Respond with the count alone after checking every line in the material below for "clouds".
====================
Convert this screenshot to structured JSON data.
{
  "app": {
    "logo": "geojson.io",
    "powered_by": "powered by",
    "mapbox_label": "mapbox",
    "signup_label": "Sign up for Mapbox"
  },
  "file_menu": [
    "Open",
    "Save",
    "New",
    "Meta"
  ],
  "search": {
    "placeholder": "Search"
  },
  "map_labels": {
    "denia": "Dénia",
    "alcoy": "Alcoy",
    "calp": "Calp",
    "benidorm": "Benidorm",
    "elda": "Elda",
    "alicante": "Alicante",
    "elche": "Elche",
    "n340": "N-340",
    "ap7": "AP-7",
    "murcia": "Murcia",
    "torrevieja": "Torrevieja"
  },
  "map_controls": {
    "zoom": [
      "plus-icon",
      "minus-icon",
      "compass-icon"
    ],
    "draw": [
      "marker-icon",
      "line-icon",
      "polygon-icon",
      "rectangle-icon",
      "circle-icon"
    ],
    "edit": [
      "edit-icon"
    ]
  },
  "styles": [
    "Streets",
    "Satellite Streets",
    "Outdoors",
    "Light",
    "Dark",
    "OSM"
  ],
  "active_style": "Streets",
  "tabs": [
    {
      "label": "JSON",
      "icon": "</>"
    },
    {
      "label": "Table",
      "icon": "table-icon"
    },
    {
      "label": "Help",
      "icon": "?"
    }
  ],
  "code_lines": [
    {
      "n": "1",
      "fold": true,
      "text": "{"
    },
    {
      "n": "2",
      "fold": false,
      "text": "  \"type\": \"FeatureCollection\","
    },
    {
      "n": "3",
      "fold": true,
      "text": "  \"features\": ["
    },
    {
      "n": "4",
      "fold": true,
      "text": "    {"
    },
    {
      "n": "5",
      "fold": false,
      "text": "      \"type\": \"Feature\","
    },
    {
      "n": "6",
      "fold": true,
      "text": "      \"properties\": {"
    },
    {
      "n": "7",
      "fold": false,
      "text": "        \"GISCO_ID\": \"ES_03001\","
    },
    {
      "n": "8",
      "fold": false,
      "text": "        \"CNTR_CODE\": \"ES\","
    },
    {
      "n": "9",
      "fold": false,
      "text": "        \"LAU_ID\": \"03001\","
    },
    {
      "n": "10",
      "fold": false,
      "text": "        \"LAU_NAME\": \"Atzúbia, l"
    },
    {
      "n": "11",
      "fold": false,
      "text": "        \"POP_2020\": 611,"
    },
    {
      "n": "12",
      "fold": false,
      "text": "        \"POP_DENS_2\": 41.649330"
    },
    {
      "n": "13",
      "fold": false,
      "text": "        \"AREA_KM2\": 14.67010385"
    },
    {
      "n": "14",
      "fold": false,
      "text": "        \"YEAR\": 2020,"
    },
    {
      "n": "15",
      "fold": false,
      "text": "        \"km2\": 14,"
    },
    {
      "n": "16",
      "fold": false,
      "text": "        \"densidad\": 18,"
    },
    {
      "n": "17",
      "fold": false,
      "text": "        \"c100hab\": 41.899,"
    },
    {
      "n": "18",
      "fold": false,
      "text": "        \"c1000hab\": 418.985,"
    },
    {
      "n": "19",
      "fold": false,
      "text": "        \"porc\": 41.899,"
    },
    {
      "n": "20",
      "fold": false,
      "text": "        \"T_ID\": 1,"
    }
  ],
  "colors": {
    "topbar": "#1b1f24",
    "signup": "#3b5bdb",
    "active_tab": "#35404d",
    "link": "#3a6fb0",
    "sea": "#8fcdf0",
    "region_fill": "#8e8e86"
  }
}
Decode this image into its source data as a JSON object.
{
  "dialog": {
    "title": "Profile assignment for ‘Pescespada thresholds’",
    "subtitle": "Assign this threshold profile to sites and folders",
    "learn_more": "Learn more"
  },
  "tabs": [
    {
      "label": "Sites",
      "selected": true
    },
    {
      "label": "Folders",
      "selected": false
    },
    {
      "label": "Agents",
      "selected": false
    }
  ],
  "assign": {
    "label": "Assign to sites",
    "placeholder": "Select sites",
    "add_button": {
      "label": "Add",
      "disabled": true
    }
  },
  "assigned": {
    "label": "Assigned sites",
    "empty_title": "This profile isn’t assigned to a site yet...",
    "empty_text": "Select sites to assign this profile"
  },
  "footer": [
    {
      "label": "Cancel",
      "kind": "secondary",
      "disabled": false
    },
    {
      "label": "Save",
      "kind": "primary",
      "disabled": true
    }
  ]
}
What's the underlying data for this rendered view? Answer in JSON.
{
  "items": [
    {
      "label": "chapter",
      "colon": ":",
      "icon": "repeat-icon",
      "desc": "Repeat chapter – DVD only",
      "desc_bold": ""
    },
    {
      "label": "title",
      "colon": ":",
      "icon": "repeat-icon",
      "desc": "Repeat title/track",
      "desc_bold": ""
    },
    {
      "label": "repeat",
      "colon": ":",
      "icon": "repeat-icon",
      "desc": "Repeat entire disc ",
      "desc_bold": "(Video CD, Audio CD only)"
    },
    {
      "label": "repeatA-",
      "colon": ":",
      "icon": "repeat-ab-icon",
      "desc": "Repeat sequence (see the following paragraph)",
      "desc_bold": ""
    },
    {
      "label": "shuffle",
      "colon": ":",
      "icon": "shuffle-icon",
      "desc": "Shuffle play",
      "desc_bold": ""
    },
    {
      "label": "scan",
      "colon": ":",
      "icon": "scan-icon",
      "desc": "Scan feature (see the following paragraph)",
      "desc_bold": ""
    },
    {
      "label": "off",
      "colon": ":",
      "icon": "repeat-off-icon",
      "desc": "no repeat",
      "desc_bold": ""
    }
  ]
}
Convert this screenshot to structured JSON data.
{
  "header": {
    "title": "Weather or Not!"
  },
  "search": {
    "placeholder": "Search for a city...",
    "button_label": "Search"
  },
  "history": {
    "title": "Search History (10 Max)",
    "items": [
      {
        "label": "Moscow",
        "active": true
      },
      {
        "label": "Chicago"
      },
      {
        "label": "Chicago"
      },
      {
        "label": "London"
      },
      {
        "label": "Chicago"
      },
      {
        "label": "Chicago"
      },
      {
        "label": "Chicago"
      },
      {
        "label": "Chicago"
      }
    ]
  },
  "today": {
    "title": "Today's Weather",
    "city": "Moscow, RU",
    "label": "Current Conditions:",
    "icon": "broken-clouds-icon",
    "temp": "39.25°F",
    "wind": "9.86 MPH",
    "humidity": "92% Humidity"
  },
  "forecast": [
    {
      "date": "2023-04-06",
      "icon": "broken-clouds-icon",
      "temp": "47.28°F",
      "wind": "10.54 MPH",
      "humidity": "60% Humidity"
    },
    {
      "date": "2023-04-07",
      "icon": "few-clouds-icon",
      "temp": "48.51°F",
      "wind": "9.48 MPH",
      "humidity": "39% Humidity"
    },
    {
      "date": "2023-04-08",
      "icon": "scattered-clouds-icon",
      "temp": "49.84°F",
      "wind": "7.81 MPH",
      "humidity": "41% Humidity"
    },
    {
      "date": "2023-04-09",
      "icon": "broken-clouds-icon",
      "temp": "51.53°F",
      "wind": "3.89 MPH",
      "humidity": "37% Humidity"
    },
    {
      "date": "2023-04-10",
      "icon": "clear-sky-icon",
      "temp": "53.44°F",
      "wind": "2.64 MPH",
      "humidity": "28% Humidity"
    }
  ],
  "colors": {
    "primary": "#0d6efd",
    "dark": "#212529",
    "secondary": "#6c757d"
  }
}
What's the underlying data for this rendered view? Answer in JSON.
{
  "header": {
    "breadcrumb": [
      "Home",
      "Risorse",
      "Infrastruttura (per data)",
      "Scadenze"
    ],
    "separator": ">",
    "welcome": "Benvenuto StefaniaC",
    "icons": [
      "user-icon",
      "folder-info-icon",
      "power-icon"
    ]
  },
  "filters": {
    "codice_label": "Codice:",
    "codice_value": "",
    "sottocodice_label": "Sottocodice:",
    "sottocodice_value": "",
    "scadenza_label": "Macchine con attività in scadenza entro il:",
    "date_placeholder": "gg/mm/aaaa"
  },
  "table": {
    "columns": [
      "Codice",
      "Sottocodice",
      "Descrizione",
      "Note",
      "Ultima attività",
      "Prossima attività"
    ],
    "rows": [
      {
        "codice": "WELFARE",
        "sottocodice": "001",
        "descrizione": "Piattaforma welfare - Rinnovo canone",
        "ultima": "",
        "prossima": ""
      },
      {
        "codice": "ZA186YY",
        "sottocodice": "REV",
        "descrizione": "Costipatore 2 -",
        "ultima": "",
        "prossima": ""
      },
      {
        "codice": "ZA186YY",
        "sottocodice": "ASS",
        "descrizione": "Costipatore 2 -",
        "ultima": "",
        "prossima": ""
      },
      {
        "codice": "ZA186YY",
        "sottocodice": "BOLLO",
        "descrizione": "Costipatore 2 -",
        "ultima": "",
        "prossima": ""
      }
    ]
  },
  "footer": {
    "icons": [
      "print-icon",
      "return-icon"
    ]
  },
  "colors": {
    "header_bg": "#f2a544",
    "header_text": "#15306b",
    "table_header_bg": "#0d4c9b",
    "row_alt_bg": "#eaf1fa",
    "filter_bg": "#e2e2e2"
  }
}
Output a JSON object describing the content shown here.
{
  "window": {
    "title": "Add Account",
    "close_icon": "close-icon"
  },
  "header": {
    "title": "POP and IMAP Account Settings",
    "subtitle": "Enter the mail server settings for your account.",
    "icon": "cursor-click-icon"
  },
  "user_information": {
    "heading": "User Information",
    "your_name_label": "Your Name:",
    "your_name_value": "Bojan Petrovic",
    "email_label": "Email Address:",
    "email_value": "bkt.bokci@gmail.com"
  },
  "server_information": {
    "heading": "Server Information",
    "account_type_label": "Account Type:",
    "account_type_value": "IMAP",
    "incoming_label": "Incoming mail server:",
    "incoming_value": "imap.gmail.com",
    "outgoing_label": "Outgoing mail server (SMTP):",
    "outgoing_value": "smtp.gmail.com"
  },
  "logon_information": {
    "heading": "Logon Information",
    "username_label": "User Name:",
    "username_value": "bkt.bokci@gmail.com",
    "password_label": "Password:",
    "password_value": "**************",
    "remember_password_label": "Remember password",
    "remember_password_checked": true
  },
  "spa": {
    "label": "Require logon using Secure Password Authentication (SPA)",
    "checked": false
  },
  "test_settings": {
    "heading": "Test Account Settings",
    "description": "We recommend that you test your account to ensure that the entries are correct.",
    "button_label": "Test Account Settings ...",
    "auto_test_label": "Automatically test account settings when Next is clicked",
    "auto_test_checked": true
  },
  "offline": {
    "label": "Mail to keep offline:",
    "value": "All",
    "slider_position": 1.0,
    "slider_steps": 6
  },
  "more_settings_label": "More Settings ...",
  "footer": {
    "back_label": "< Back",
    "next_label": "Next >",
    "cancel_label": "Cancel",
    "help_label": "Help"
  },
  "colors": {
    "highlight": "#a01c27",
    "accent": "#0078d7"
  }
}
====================
**OUTPUT BELOW**
5